*Exercise objective*. Each line below should be copied exactly as it stands.

*-*-*

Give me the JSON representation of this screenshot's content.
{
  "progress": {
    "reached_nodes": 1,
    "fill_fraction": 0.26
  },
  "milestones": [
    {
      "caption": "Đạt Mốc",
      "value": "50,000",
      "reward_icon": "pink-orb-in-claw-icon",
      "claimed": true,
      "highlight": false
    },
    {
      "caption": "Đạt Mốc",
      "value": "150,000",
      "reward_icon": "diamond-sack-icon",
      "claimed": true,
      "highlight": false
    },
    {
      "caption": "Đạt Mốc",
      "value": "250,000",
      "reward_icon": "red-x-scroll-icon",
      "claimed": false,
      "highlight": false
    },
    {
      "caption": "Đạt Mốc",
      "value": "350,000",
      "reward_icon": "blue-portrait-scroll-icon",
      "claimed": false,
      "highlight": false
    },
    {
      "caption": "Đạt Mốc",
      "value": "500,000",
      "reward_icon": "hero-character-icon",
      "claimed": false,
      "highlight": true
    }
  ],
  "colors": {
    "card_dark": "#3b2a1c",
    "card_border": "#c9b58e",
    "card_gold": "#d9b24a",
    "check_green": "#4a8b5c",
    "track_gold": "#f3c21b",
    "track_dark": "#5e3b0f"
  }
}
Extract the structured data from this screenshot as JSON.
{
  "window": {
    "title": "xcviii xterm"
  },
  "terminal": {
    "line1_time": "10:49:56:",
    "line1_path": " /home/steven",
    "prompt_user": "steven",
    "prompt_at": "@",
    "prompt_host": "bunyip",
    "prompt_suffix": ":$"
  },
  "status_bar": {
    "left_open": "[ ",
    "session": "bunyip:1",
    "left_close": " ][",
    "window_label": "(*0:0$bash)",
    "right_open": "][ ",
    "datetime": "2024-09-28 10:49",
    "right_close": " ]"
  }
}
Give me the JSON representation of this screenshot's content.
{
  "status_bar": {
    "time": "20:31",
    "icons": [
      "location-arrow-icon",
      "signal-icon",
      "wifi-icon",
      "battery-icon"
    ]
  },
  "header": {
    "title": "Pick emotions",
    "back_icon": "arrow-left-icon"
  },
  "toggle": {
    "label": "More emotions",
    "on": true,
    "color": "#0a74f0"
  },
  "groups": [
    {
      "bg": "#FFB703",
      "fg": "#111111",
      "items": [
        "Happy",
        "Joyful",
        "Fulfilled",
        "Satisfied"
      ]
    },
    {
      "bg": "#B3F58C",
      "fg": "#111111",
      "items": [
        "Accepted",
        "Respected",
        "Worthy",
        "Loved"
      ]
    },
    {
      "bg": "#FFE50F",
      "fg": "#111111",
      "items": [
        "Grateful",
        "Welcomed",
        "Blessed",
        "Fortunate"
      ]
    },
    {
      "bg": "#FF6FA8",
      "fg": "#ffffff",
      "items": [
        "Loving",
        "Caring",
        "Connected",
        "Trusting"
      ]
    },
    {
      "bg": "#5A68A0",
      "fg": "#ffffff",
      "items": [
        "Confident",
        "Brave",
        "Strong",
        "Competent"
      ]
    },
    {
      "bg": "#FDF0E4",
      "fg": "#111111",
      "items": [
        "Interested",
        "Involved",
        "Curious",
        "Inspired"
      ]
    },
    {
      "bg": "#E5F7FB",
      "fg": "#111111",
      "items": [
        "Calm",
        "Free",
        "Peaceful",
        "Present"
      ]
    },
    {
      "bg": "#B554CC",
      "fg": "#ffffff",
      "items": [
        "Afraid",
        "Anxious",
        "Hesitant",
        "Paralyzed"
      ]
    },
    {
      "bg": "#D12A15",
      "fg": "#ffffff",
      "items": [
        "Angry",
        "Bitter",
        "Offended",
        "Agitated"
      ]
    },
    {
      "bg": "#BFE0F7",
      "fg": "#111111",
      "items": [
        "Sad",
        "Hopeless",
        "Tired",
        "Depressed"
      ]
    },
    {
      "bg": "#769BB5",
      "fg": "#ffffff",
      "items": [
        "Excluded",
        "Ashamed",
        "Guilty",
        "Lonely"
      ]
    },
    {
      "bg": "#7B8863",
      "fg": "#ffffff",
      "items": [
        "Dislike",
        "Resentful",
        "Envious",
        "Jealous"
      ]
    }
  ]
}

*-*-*

*The answer*.
Give me the JSON representation of this screenshot's content.
{
  "progress": {
    "reached_nodes": 1,
    "fill_fraction": 0.26
  },
  "milestones": [
    {
      "caption": "Đạt Mốc",
      "value": "50,000",
      "reward_icon": "pink-orb-in-claw-icon",
      "claimed": true,
      "highlight": false
    },
    {
      "caption": "Đạt Mốc",
      "value": "150,000",
      "reward_icon": "diamond-sack-icon",
      "claimed": true,
      "highlight": false
    },
    {
      "caption": "Đạt Mốc",
      "value": "250,000",
      "reward_icon": "red-x-scroll-icon",
      "claimed": false,
      "highlight": false
    },
    {
      "caption": "Đạt Mốc",
      "value": "350,000",
      "reward_icon": "blue-portrait-scroll-icon",
      "claimed": false,
      "highlight": false
    },
    {
      "caption": "Đạt Mốc",
      "value": "500,000",
      "reward_icon": "hero-character-icon",
      "claimed": false,
      "highlight": true
    }
  ],
  "colors": {
    "card_dark": "#3b2a1c",
    "card_border": "#c9b58e",
    "card_gold": "#d9b24a",
    "check_green": "#4a8b5c",
    "track_gold": "#f3c21b",
    "track_dark": "#5e3b0f"
  }
}
Extract the structured data from this screenshot as JSON.
{
  "window": {
    "title": "xcviii xterm"
  },
  "terminal": {
    "line1_time": "10:49:56:",
    "line1_path": " /home/steven",
    "prompt_user": "steven",
    "prompt_at": "@",
    "prompt_host": "bunyip",
    "prompt_suffix": ":$"
  },
  "status_bar": {
    "left_open": "[ ",
    "session": "bunyip:1",
    "left_close": " ][",
    "window_label": "(*0:0$bash)",
    "right_open": "][ ",
    "datetime": "2024-09-28 10:49",
    "right_close": " ]"
  }
}
Give me the JSON representation of this screenshot's content.
{
  "status_bar": {
    "time": "20:31",
    "icons": [
      "location-arrow-icon",
      "signal-icon",
      "wifi-icon",
      "battery-icon"
    ]
  },
  "header": {
    "title": "Pick emotions",
    "back_icon": "arrow-left-icon"
  },
  "toggle": {
    "label": "More emotions",
    "on": true,
    "color": "#0a74f0"
  },
  "groups": [
    {
      "bg": "#FFB703",
      "fg": "#111111",
      "items": [
        "Happy",
        "Joyful",
        "Fulfilled",
        "Satisfied"
      ]
    },
    {
      "bg": "#B3F58C",
      "fg": "#111111",
      "items": [
        "Accepted",
        "Respected",
        "Worthy",
        "Loved"
      ]
    },
    {
      "bg": "#FFE50F",
      "fg": "#111111",
      "items": [
        "Grateful",
        "Welcomed",
        "Blessed",
        "Fortunate"
      ]
    },
    {
      "bg": "#FF6FA8",
      "fg": "#ffffff",
      "items": [
        "Loving",
        "Caring",
        "Connected",
        "Trusting"
      ]
    },
    {
      "bg": "#5A68A0",
      "fg": "#ffffff",
      "items": [
        "Confident",
        "Brave",
        "Strong",
        "Competent"
      ]
    },
    {
      "bg": "#FDF0E4",
      "fg": "#111111",
      "items": [
        "Interested",
        "Involved",
        "Curious",
        "Inspired"
      ]
    },
    {
      "bg": "#E5F7FB",
      "fg": "#111111",
      "items": [
        "Calm",
        "Free",
        "Peaceful",
        "Present"
      ]
    },
    {
      "bg": "#B554CC",
      "fg": "#ffffff",
      "items": [
        "Afraid",
        "Anxious",
        "Hesitant",
        "Paralyzed"
      ]
    },
    {
      "bg": "#D12A15",
      "fg": "#ffffff",
      "items": [
        "Angry",
        "Bitter",
        "Offended",
        "Agitated"
      ]
    },
    {
      "bg": "#BFE0F7",
      "fg": "#111111",
      "items": [
        "Sad",
        "Hopeless",
        "Tired",
        "Depressed"
      ]
    },
    {
      "bg": "#769BB5",
      "fg": "#ffffff",
      "items": [
        "Excluded",
        "Ashamed",
        "Guilty",
        "Lonely"
      ]
    },
    {
      "bg": "#7B8863",
      "fg": "#ffffff",
      "items": [
        "Dislike",
        "Resentful",
        "Envious",
        "Jealous"
      ]
    }
  ]
}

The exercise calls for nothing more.